Whilst most families travel during the holidays, the Lambert family have been doing things a bit differently.
The Naracoorte Herald reports, as the kids happily hang out at the local playground, their father Rikki is deep into his political campaign. He has been touring rural South Australia to let people know that he will be working in their best interests if elected as a Senator for the Australian Conservatives.
“I was speaking to a voter in the Riverland, and he was telling me that his neighbour recently sold his property to a Chinese investor,” Mr Lambert said over a coffee at the Kincraig Hotel.
“And this man noticed that soon, there were CCTV cameras, some of which could look into his property.
“He asked me, ‘How can they do this? How is this allowed?'”
‘They’ being the Australian government, with Mr Lambert firm in his belief that more should be done to stop Chinese corporations from buying up land.
Mr Lambert is aware that a statement like this instantly causes cries of ‘Sinophobia’ from political parties that lean left, but he takes great pains to point out why he and others are concerned about our neighbours purchasing resources.
“If we (Australians) want to buy land in say, Britain, the United States, Canada, etcetera, we’re allowed to, and they’re allowed to buy land here,” he explains.
“But we’re not allowed to buy land in China. Why?”
The key concern that Mr Lambert and the Australian Conservatives have with Chinese businesses owning Australian land is that many of them are in fact state-owned enterprises, or companies where the government has a majority interest.
“This is effectively another government buying our water resources and food supplies. We (the Australian Conservatives) are not totally against China purchasing land, but we would like to see policies that have Australians still own a majority stake in purchases – that China and Australia need to work in partnerships,” he said.
As Mr Lambert is a lawyer by trade, it might be hard to grasp at first as to why he cares so much about agriculturalists in regional communities. But rather than being a city slicker, or one of the “Eastern overlords” as he refers to politicians who cling to their rich coastal seats, Mr Lambert grew up in the humble town of Berri.

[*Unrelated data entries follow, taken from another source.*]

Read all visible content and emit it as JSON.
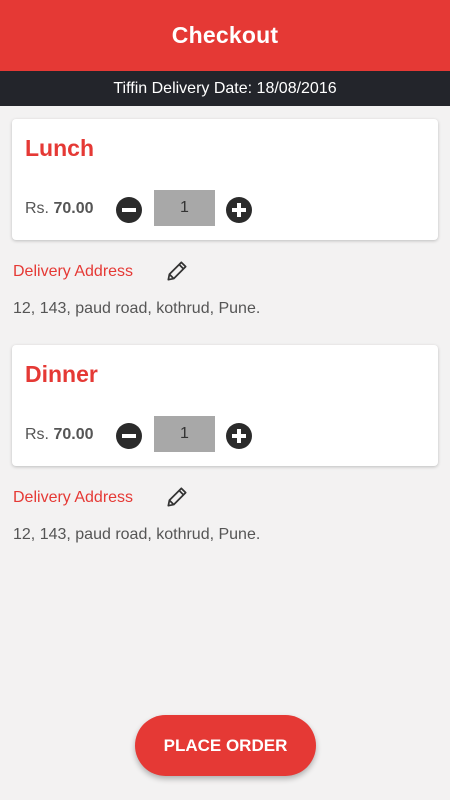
{
  "app_bar": {
    "title": "Checkout"
  },
  "delivery_date": {
    "label": "Tiffin Delivery Date:",
    "value": "18/08/2016"
  },
  "orders": [
    {
      "meal": "Lunch",
      "price_prefix": "Rs.",
      "price": "70.00",
      "quantity": "1",
      "address_label": "Delivery Address",
      "address": "12, 143, paud road, kothrud, Pune."
    },
    {
      "meal": "Dinner",
      "price_prefix": "Rs.",
      "price": "70.00",
      "quantity": "1",
      "address_label": "Delivery Address",
      "address": "12, 143, paud road, kothrud, Pune."
    }
  ],
  "actions": {
    "place_order_label": "PLACE ORDER"
  },
  "colors": {
    "accent": "#e53935",
    "strip": "#23252b",
    "background": "#f3f2f2"
  },
  "icons": [
    "minus-circle-icon",
    "plus-circle-icon",
    "pencil-icon"
  ]
}
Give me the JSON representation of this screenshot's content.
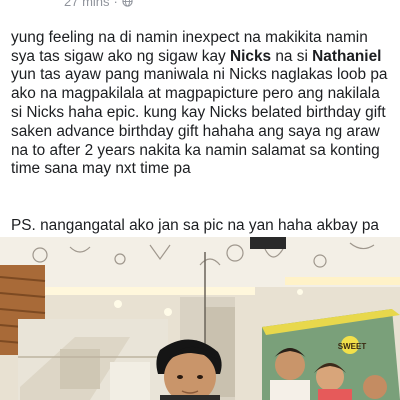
{
  "post": {
    "timestamp": "27 mins",
    "dot": "·",
    "privacy_icon": "globe-icon",
    "text_part1": "yung feeling na di namin inexpect na makikita namin sya tas sigaw ako ng sigaw kay ",
    "mention1": "Nicks",
    "text_part2": " na si ",
    "mention2": "Nathaniel",
    "text_part3": " yun tas ayaw pang maniwala ni Nicks naglakas loob pa ako na magpakilala at magpapicture pero ang nakilala si Nicks haha epic. kung kay Nicks belated birthday gift saken advance birthday gift hahaha ang saya ng araw na to after 2 years nakita ka namin salamat sa konting time sana may nxt time pa",
    "ps_text": "PS. nangangatal ako jan sa pic na yan haha akbay pa more Nate pero yung towel ang nagdala"
  },
  "photo": {
    "shop_sign_text": "SWEET",
    "colors": {
      "ceiling": "#f3efe6",
      "wood": "#a86a38",
      "shelf": "#e9e4d8",
      "poster": "#7aa07a",
      "skin": "#c9956a",
      "hair": "#151515",
      "light": "#fff7dc"
    }
  }
}
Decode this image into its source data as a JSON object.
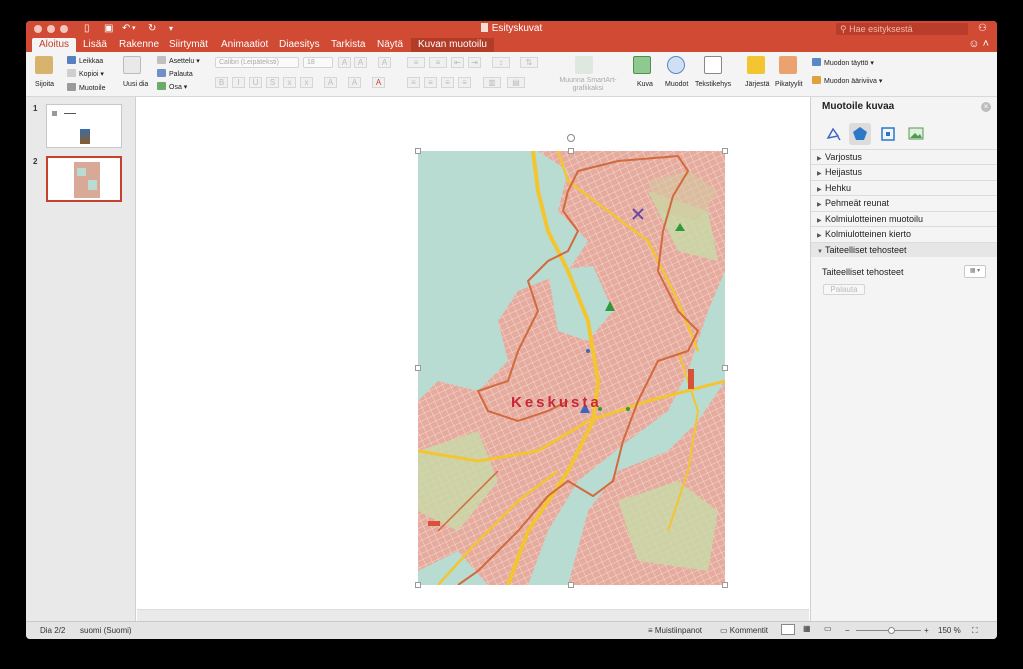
{
  "window": {
    "title": "Esityskuvat"
  },
  "search": {
    "placeholder": "Hae esityksestä"
  },
  "tabs": [
    {
      "label": "Aloitus",
      "active": true
    },
    {
      "label": "Lisää"
    },
    {
      "label": "Rakenne"
    },
    {
      "label": "Siirtymät"
    },
    {
      "label": "Animaatiot"
    },
    {
      "label": "Diaesitys"
    },
    {
      "label": "Tarkista"
    },
    {
      "label": "Näytä"
    },
    {
      "label": "Kuvan muotoilu",
      "contextual": true
    }
  ],
  "ribbon": {
    "paste": "Sijoita",
    "cut": "Leikkaa",
    "copy": "Kopioi",
    "format": "Muotoile",
    "new_slide": "Uusi dia",
    "layout": "Asettelu",
    "reset": "Palauta",
    "section": "Osa",
    "font_name": "Calibri (Leipäteksti)",
    "font_size": "18",
    "convert_smartart": "Muunna SmartArt-grafiikaksi",
    "picture": "Kuva",
    "shapes": "Muodot",
    "textbox": "Tekstikehys",
    "arrange": "Järjestä",
    "quick_styles": "Pikatyylit",
    "shape_fill": "Muodon täyttö",
    "shape_outline": "Muodon ääriviiva"
  },
  "slides": [
    {
      "number": "1"
    },
    {
      "number": "2",
      "selected": true
    }
  ],
  "map": {
    "label": "Keskusta"
  },
  "pane": {
    "title": "Muotoile kuvaa",
    "sections": [
      {
        "label": "Varjostus"
      },
      {
        "label": "Heijastus"
      },
      {
        "label": "Hehku"
      },
      {
        "label": "Pehmeät reunat"
      },
      {
        "label": "Kolmiulotteinen muotoilu"
      },
      {
        "label": "Kolmiulotteinen kierto"
      },
      {
        "label": "Taiteelliset tehosteet",
        "open": true
      }
    ],
    "artistic_label": "Taiteelliset tehosteet",
    "reset_button": "Palauta"
  },
  "status": {
    "slide": "Dia 2/2",
    "language": "suomi (Suomi)",
    "notes": "Muistiinpanot",
    "comments": "Kommentit",
    "zoom": "150 %"
  },
  "colors": {
    "accent": "#d04a34",
    "ribbon_bg": "#f4f4f4",
    "map_water": "#b9dcd2",
    "map_urban": "#e3a89c",
    "map_road_major": "#f2c531",
    "map_boundary": "#d26a3d"
  }
}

As an Australian Conservative Mr Lambert will be fighting for more young people to get jobs in trades, keeping skills in local communities and fighting against ‘the brain drain’.

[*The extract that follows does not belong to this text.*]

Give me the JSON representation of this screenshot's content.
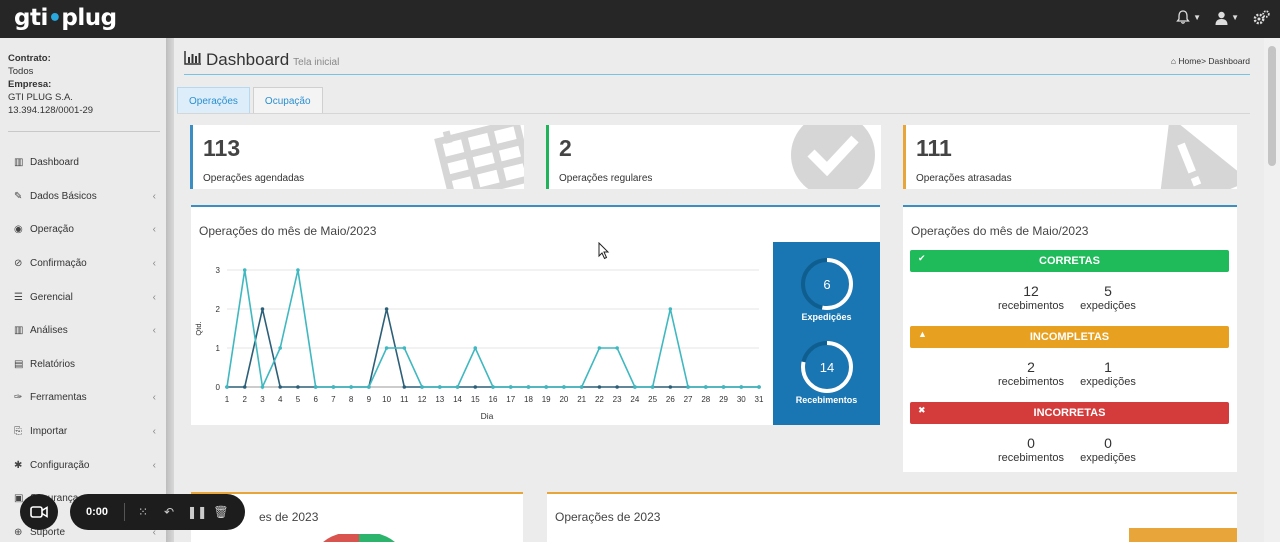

“We want to shake up the approach to education. It’s still very clear that university is considered ‘first prize’, whilst TAFE and apprenticeships are considered ‘second prize’,” Mr Lambert said.

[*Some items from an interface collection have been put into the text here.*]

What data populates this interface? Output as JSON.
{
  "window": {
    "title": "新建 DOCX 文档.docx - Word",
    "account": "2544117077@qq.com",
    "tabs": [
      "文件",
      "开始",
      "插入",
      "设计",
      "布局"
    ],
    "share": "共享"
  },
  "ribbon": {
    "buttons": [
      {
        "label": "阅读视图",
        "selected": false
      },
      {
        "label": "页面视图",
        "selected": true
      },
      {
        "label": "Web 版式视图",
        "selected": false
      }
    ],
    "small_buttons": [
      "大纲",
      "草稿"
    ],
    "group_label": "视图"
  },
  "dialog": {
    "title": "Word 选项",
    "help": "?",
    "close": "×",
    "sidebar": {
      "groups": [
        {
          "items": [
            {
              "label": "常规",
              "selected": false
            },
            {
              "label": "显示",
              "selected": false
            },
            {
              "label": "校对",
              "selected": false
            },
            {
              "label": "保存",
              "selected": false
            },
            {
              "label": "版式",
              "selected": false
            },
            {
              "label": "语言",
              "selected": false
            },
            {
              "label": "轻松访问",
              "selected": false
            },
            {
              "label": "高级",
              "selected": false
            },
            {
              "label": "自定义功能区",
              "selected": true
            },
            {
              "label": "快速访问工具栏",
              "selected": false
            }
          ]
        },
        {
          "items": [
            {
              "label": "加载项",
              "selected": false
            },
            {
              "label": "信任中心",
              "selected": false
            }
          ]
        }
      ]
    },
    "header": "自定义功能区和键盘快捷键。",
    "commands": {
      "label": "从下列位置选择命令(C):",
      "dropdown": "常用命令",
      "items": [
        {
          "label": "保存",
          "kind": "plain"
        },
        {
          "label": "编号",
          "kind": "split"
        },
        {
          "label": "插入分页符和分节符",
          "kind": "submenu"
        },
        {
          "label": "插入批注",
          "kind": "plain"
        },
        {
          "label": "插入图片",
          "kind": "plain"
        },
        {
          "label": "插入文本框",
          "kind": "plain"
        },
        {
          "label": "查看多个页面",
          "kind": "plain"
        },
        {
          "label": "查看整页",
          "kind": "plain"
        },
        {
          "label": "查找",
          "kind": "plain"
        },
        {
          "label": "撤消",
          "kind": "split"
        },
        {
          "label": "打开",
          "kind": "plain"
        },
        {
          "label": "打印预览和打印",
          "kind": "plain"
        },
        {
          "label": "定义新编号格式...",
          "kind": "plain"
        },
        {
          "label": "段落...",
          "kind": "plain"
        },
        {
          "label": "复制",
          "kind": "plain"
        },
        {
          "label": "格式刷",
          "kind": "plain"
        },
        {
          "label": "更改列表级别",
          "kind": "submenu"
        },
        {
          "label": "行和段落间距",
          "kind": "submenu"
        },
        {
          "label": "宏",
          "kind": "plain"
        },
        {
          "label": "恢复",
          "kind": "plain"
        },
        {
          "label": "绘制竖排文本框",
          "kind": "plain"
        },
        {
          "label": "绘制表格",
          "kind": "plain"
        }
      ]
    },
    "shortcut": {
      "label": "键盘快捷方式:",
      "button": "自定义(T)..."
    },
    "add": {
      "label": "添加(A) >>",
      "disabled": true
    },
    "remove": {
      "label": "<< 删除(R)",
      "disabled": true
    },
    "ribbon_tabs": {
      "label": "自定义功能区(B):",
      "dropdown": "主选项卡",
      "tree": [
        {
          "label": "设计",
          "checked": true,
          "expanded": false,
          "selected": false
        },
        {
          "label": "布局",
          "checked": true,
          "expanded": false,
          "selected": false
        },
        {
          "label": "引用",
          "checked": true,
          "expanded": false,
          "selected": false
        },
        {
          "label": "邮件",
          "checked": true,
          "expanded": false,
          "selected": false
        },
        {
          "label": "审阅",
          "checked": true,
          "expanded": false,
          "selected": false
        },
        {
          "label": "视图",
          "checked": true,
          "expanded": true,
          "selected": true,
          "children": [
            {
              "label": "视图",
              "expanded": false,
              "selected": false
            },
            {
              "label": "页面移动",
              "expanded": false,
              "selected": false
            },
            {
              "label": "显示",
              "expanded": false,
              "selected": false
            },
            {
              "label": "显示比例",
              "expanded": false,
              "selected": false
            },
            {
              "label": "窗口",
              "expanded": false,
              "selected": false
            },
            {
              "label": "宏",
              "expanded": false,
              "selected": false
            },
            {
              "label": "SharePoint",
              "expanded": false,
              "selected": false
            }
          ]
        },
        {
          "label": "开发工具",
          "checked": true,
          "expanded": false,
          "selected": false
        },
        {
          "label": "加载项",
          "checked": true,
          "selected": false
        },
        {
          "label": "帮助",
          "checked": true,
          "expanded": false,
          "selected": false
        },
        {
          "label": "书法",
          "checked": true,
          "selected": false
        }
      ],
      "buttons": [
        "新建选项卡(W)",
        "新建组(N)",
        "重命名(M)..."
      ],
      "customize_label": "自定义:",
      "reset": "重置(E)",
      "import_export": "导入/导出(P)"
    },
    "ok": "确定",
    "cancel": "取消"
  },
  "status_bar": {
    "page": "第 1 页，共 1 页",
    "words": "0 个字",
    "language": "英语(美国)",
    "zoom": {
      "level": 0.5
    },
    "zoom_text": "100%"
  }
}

“But apprentices and those with a trade earn money sooner, and are successful business people. Many university graduates meanwhile still don’t have a job, and have a HELP debt.”
As part of their plan for more apprenticeships, the Australian Conservatives want to make it easier for businesses to hire young people by removing bureaucratic red tape.
The Australian Conservatives also want better aged care facilities for our senior population, and welcomed the Aged Care Royal Commission.
They also want to improve the infrastructure of rural Australia, including more affordable housing, and more skilled healthcare staff in hospitals.
“We (the Conservatives) are critical when governments have a city-centric focus,” Mr Lambert explained.